FeLV is not contagious to humans but will it ever be?
Updated: Dec 14, 2020
Can Feline Leukemia Virus affect me?
Feline Leukemia Virus, or FeLV, is a part of a large family of “retroviruses” which really means they have a cunning ability to infect our feline friend and make itself a permanent “guest” in their body. While most cats that contract FeLV, will develop acute (or severe) initial response, many will eventually clear the virus from their blood, however, FeLV has other plans. FeLV eventually integrates into the cat’s own DNA, and may lay dormant for weeks, months, or even years to come, with your cat appearing overall happy. For reasons we do not fully understand FeLV will become activated and may result in a variety of symptoms, many of which are disheartening. One of the first questions most people ask, whether they are planning on adopting a cat or if they already have one, is can FeLV affect me?
There is currently no evidence that FeLV can infect people. This means that if you are planning on adopting a cat or already have a cat, whether FeLV positive or not, this virus will not infect humans nor will it lead to the development of blood cancer, or leukemia. This is the current state of understanding, but will it always remain the same?
A Research Study done in 2017 suggests that FeLV may have the potential to infect humans (in the future, that is)
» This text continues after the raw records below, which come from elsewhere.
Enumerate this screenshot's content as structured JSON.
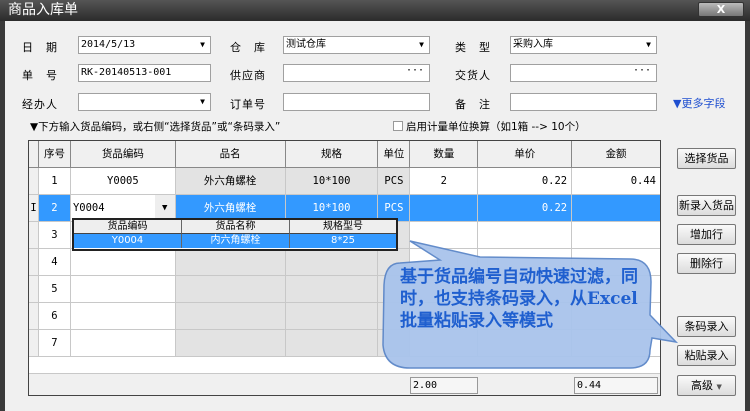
{
  "window": {
    "title": "商品入库单",
    "close_label": "X"
  },
  "form": {
    "date": {
      "label": "日　期",
      "value": "2014/5/13"
    },
    "warehouse": {
      "label": "仓　库",
      "value": "测试仓库"
    },
    "type": {
      "label": "类　型",
      "value": "采购入库"
    },
    "order_no": {
      "label": "单　号",
      "value": "RK-20140513-001"
    },
    "supplier": {
      "label": "供应商",
      "value": ""
    },
    "deliverer": {
      "label": "交货人",
      "value": ""
    },
    "handler": {
      "label": "经办人",
      "value": ""
    },
    "po_no": {
      "label": "订单号",
      "value": ""
    },
    "remark": {
      "label": "备　注",
      "value": ""
    },
    "more_fields": "▼更多字段"
  },
  "hint": "▼下方输入货品编码，或右侧“选择货品”或“条码录入”",
  "unit_conversion_label": "启用计量单位换算（如1箱 --> 10个）",
  "table": {
    "headers": [
      "序号",
      "货品编码",
      "品名",
      "规格",
      "单位",
      "数量",
      "单价",
      "金额"
    ],
    "rows": [
      {
        "no": "1",
        "code": "Y0005",
        "name": "外六角螺栓",
        "spec": "10*100",
        "unit": "PCS",
        "qty": "2",
        "price": "0.22",
        "amount": "0.44"
      },
      {
        "no": "2",
        "code": "Y0004",
        "name": "外六角螺栓",
        "spec": "10*100",
        "unit": "PCS",
        "qty": "",
        "price": "0.22",
        "amount": "",
        "indicator": "I"
      },
      {
        "no": "3"
      },
      {
        "no": "4"
      },
      {
        "no": "5"
      },
      {
        "no": "6"
      },
      {
        "no": "7"
      }
    ],
    "totals": {
      "qty": "2.00",
      "amount": "0.44"
    }
  },
  "popup": {
    "headers": [
      "货品编码",
      "货品名称",
      "规格型号"
    ],
    "row": [
      "Y0004",
      "内六角螺栓",
      "8*25"
    ]
  },
  "buttons": {
    "select": "选择货品",
    "new_item": "新录入货品",
    "add_row": "增加行",
    "del_row": "删除行",
    "barcode": "条码录入",
    "paste": "粘贴录入",
    "advanced": "高级"
  },
  "callout": "基于货品编号自动快速过滤，同时，也支持条码录入，从Excel批量粘贴录入等模式"
}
We all heard about viruses that can jump from one species to another. The most talked about one is the flu. Names such as Avian Flu (or bird flu), Swine Flu (or pig flu), and others are often reported in main news media the new threat. From their name it is clear that these flu strains came from species other than humans and may pose a threat to humans worldwide. But viruses making the “jump” from animals to people are not as common as one would think.
Viruses, such as FeLV, co-evolve with their host, in this case our beloved cats. That means that presumably tens, if not hundreds of thousands of years have passed to allow FeLV develop an optimal match to their feline host. Considering that cats a relatively recent addition to human society (possibly five to ten thousand years ago), it is unlikely that enough time has passed to promote FeLV infection in humans. But will it always be the case?
In a 2017 study conducted at the University of Glasgow in the UK and in Tulane University in New Orleans, USA, researchers showed that FeLV (particularly the B strain of the virus) was able to infect some human cells including cancer cells, skin cells and cells that make up our connective tissues. This infection was made possible thanks to the ability of the virus change itself (through a process known as gene mutation read more here). The good news was that white blood cells, which are infected in cats, were fully protected in humans. This was important because white blood are the main target of FeLV and as far as we can see they play “hard to get” when humans are concerned. Human blood cells were able to suppress the virus from growing by preventing it from changing itself, a pretty cool ability indeed!
So what does this all mean to me?
This study actually provide additional support to the fact that FeLV does NOT pose a threat to humans. It also means that cats with FeLV are perfectly safe to have as pets, and that if your pet has been diagnosed with FeLV you should have no concerns whether the disease may infect you or your loved ones. Nevertheless, you should always test for FeLV at your local vet or by ordering self collection saliva kit offered by CatDX.com. Testing your cat is important because it helps prevent the spread of the virus and allows you to better monitor your cat’s health.
Cats may be one of humans newest companions, but they are one of our most beloved friends. We should make sure we keep them as healthy and happy as we possibly can… it is our duty.
This blog was prepared by CatDX.com LLC. CatDX mission is to develop and provide accurate affordable pet testing. We know that going to your vet can be stressful and expensive so we developed a saliva test for FeLV at a fraction of the cost. Learn more at CatDX.com